What the task asks: Look through the entries below and return all lines including the word "JSON".

Records provided:
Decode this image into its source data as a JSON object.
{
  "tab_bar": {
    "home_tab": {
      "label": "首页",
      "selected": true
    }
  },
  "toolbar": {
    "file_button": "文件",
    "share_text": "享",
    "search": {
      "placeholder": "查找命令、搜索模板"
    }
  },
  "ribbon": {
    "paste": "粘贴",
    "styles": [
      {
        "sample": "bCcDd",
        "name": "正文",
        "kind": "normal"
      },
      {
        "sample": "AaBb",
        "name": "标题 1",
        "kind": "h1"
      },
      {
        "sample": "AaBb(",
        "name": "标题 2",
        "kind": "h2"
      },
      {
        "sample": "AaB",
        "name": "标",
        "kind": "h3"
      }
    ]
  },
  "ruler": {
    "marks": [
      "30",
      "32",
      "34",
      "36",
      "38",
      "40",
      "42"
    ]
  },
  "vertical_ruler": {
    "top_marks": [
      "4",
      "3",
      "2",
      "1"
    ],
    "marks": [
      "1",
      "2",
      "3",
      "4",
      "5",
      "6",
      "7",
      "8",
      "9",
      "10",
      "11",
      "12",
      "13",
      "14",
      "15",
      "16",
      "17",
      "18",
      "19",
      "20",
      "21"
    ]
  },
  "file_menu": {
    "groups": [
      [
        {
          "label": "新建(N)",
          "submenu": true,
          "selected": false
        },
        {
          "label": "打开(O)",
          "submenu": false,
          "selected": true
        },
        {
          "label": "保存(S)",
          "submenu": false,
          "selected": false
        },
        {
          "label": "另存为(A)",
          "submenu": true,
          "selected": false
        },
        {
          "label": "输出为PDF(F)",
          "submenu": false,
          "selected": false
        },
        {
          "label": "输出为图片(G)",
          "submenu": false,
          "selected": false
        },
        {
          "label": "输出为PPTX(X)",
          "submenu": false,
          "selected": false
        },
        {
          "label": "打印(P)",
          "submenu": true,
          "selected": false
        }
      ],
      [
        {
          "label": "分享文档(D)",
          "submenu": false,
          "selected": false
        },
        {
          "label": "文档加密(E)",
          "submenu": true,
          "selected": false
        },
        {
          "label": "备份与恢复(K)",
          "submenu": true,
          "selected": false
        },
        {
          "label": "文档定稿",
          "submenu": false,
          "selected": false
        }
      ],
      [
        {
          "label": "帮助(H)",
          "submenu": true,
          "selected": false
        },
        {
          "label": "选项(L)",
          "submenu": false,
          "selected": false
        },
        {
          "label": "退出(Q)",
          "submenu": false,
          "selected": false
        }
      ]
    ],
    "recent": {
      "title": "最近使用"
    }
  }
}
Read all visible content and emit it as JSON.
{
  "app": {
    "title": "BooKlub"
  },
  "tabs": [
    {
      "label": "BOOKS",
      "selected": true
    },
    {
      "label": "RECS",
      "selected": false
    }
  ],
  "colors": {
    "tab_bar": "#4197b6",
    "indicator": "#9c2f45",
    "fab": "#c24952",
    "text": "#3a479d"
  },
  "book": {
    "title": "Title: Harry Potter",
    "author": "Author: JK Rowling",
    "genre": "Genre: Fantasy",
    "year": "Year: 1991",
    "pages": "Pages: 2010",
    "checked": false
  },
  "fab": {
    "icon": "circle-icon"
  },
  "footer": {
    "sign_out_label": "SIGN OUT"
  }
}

Response to this exercise:
Decode this image into its source data as a JSON object.
Read all visible content and emit it as JSON.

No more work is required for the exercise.